Objective: The aim of this study was to examine the components of vital exhaustion (VE) in chronic heart failure (CHF) patients and to examine whether psychological symptom profiles based on these components are differently associated with health status and cardiac rehospitalization. Methods: Consecutive CHF patients (N=381) were assessed for VE at baseline using the Maastricht Questionnaire and assessed for health status at 6-month follow-up using the Minnesota Living with Heart Failure Questionnaire. Information on cardiac rehospitalization was obtained from the patients' medical records. Results: Principal component analysis revealed four essential features of VE: fatigue, cognitive-affective depressive symptoms, sleep difficulties, and lack of concentration. Latent class cluster analysis using these components identified three subgroups with different symptom profiles: a subgroup without VE, a first vitally exhausted subgroup (VE1; fatigue and lack of concentration, but with a relative absence of cognitive-affective depressive symptoms and sleep difficulties), and a second more severe, vitally exhausted subgroup (VE2; elevated levels of all components). Both vitally exhausted subgroups were more likely to have impaired health status (VE1: β=.36, P<.001; VE2: β=.71, P<.001). VE2 was also associated with an increased risk of cardiac rehospitalization at 6-month follow-up (odds ratio=2.98; 95% confidence interval=1.01-8.83; P=.049). Conclusions: VE in CHF comprised four components (fatigue, cognitive-affective depressive symptoms, sleep difficulties, and lack of concentration) from which three different symptom profiles were derived. Subgroups with symptoms of VE were associated with adverse clinical outcome in CHF. In clinical practice, these results may help identify distinct groups of patients with potentially differential risks of adverse health outcomes.

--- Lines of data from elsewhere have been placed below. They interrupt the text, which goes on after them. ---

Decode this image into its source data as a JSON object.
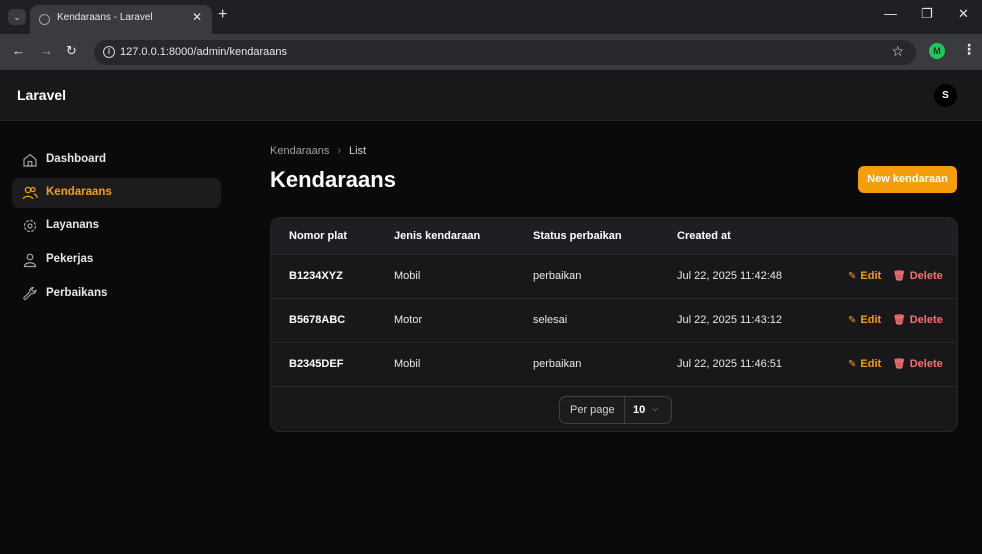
{
  "browser": {
    "tab_title": "Kendaraans - Laravel",
    "url": "127.0.0.1:8000/admin/kendaraans",
    "profile_initial": "M"
  },
  "header": {
    "brand": "Laravel",
    "avatar_initial": "S"
  },
  "sidebar": {
    "items": [
      {
        "label": "Dashboard",
        "icon": "home-icon",
        "active": false
      },
      {
        "label": "Kendaraans",
        "icon": "users-icon",
        "active": true
      },
      {
        "label": "Layanans",
        "icon": "cog-icon",
        "active": false
      },
      {
        "label": "Pekerjas",
        "icon": "user-icon",
        "active": false
      },
      {
        "label": "Perbaikans",
        "icon": "wrench-icon",
        "active": false
      }
    ]
  },
  "main": {
    "breadcrumb": [
      "Kendaraans",
      "List"
    ],
    "title": "Kendaraans",
    "new_button": "New kendaraan",
    "table": {
      "columns": [
        "Nomor plat",
        "Jenis kendaraan",
        "Status perbaikan",
        "Created at"
      ],
      "rows": [
        [
          "B1234XYZ",
          "Mobil",
          "perbaikan",
          "Jul 22, 2025 11:42:48"
        ],
        [
          "B5678ABC",
          "Motor",
          "selesai",
          "Jul 22, 2025 11:43:12"
        ],
        [
          "B2345DEF",
          "Mobil",
          "perbaikan",
          "Jul 22, 2025 11:46:51"
        ]
      ],
      "edit_label": "Edit",
      "delete_label": "Delete"
    },
    "pagination": {
      "per_page_label": "Per page",
      "per_page_value": "10"
    }
  },
  "colors": {
    "accent": "#f59e0b",
    "danger": "#f87171"
  }
}
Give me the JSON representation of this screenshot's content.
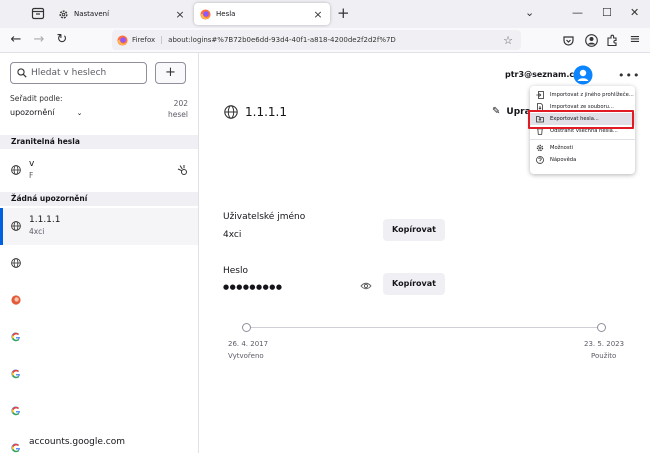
{
  "browser": {
    "tabs": [
      {
        "label": "Nastavení",
        "active": false
      },
      {
        "label": "Hesla",
        "active": true
      }
    ],
    "url_brand": "Firefox",
    "url": "about:logins#%7B72b0e6dd-93d4-40f1-a818-4200de2f2d2f%7D"
  },
  "sidebar": {
    "search_placeholder": "Hledat v heslech",
    "add_label": "+",
    "sort_label": "Seřadit podle:",
    "sort_value": "upozornění",
    "count_number": "202",
    "count_unit": "hesel",
    "group_vulnerable": "Zranitelná hesla",
    "group_none": "Žádná upozornění",
    "vulnerable_items": [
      {
        "title": "v",
        "subtitle": "F"
      }
    ],
    "items": [
      {
        "title": "1.1.1.1",
        "subtitle": "4xci",
        "icon": "globe-icon",
        "selected": true
      },
      {
        "title": "",
        "subtitle": "",
        "icon": "globe-icon"
      },
      {
        "title": "",
        "subtitle": "",
        "icon": "site-favicon-icon"
      },
      {
        "title": "",
        "subtitle": "",
        "icon": "google-icon"
      },
      {
        "title": "",
        "subtitle": "",
        "icon": "google-icon"
      },
      {
        "title": "",
        "subtitle": "",
        "icon": "google-icon"
      },
      {
        "title": "accounts.google.com",
        "subtitle": "",
        "icon": "google-icon"
      }
    ]
  },
  "main": {
    "account": "ptr3@seznam.cz",
    "menu_label": "•••",
    "site_title": "1.1.1.1",
    "edit_label": "Upra",
    "username_label": "Uživatelské jméno",
    "username_value": "4xci",
    "password_label": "Heslo",
    "password_value": "●●●●●●●●●",
    "copy_label": "Kopírovat",
    "created_date": "26. 4. 2017",
    "created_caption": "Vytvořeno",
    "used_date": "23. 5. 2023",
    "used_caption": "Použito"
  },
  "menu": {
    "items": [
      {
        "label": "Importovat z jiného prohlížeče...",
        "icon": "import-browser-icon"
      },
      {
        "label": "Importovat ze souboru...",
        "icon": "import-file-icon"
      },
      {
        "label": "Exportovat hesla...",
        "icon": "export-icon",
        "highlighted": true
      },
      {
        "label": "Odstranit všechna hesla...",
        "icon": "trash-icon"
      },
      {
        "label": "Možnosti",
        "icon": "gear-icon"
      },
      {
        "label": "Nápověda",
        "icon": "help-icon"
      }
    ]
  },
  "colors": {
    "accent": "#0061e0",
    "highlight": "#e01b24"
  }
}
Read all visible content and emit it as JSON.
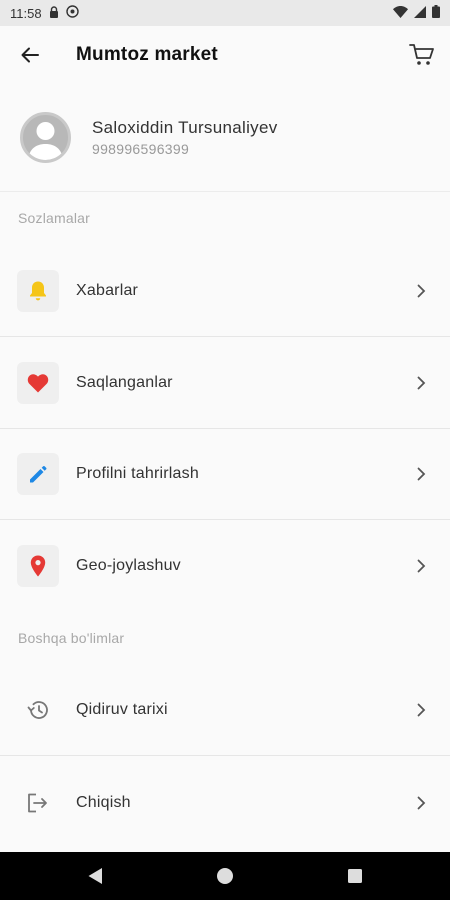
{
  "status_bar": {
    "time": "11:58"
  },
  "app_bar": {
    "title": "Mumtoz market"
  },
  "profile": {
    "name": "Saloxiddin Tursunaliyev",
    "phone": "998996596399"
  },
  "settings_section": {
    "label": "Sozlamalar",
    "items": [
      {
        "label": "Xabarlar",
        "icon": "bell-icon",
        "icon_color": "#f5c518"
      },
      {
        "label": "Saqlanganlar",
        "icon": "heart-icon",
        "icon_color": "#e53935"
      },
      {
        "label": "Profilni tahrirlash",
        "icon": "pencil-icon",
        "icon_color": "#1e88e5"
      },
      {
        "label": "Geo-joylashuv",
        "icon": "location-pin-icon",
        "icon_color": "#e53935"
      }
    ]
  },
  "other_section": {
    "label": "Boshqa bo'limlar",
    "items": [
      {
        "label": "Qidiruv tarixi",
        "icon": "history-icon"
      },
      {
        "label": "Chiqish",
        "icon": "logout-icon"
      }
    ]
  }
}
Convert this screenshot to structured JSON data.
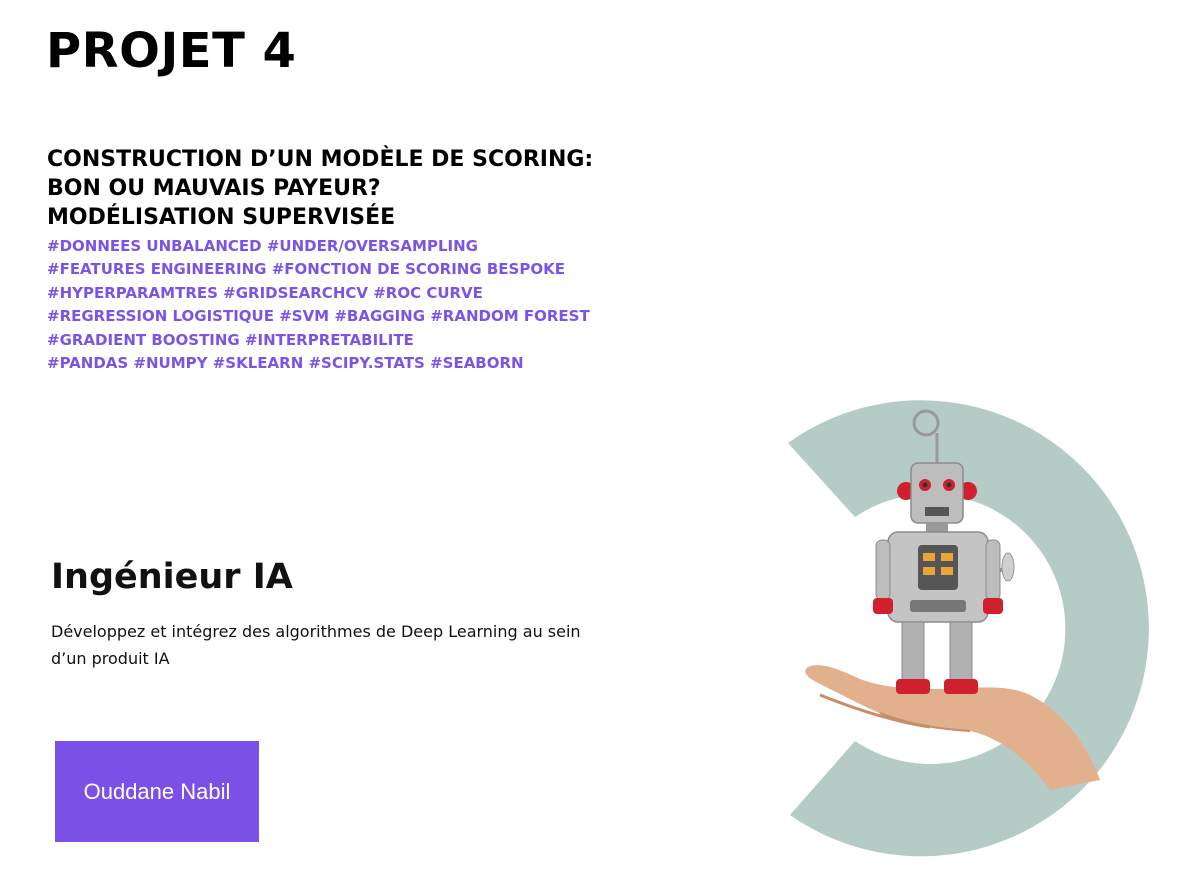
{
  "header": {
    "title": "PROJET 4"
  },
  "subtitle": {
    "lines": [
      "CONSTRUCTION D’UN MODÈLE DE SCORING:",
      "BON OU MAUVAIS PAYEUR?",
      "MODÉLISATION SUPERVISÉE"
    ]
  },
  "tags": {
    "lines": [
      "#DONNEES UNBALANCED #UNDER/OVERSAMPLING",
      "#FEATURES ENGINEERING #FONCTION DE SCORING BESPOKE",
      "#HYPERPARAMTRES #GRIDSEARCHCV #ROC CURVE",
      "#REGRESSION LOGISTIQUE #SVM #BAGGING #RANDOM FOREST",
      "#GRADIENT BOOSTING #INTERPRETABILITE",
      "#PANDAS #NUMPY #SKLEARN #SCIPY.STATS #SEABORN"
    ]
  },
  "role": {
    "title": "Ingénieur IA",
    "description": "Développez et intégrez des algorithmes de Deep Learning au sein d’un produit IA"
  },
  "author": {
    "button_label": "Ouddane Nabil"
  },
  "colors": {
    "accent": "#7b50e7",
    "tag_text": "#7b53e6",
    "arc": "#b4cbc6",
    "robot_body": "#b7b7b7",
    "robot_red": "#d0202e",
    "skin": "#e3b08e"
  },
  "illustration": {
    "icon": "robot-on-hand-icon"
  }
}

Bibliographical noteFunding Information:
The present research was supported by a VICI grant (no. 453-04-004) from The Netherlands Organization for Scientific Research (The Hague, The Netherlands) and by a grant from the Dutch Heart Foundation (no. 2003B038) to Johan Denollet.
- Chronic heart failure
- Symptom profiles
- Vital exhaustion
ASJC Scopus subject areas
- Clinical Psychology
- Psychiatry and Mental health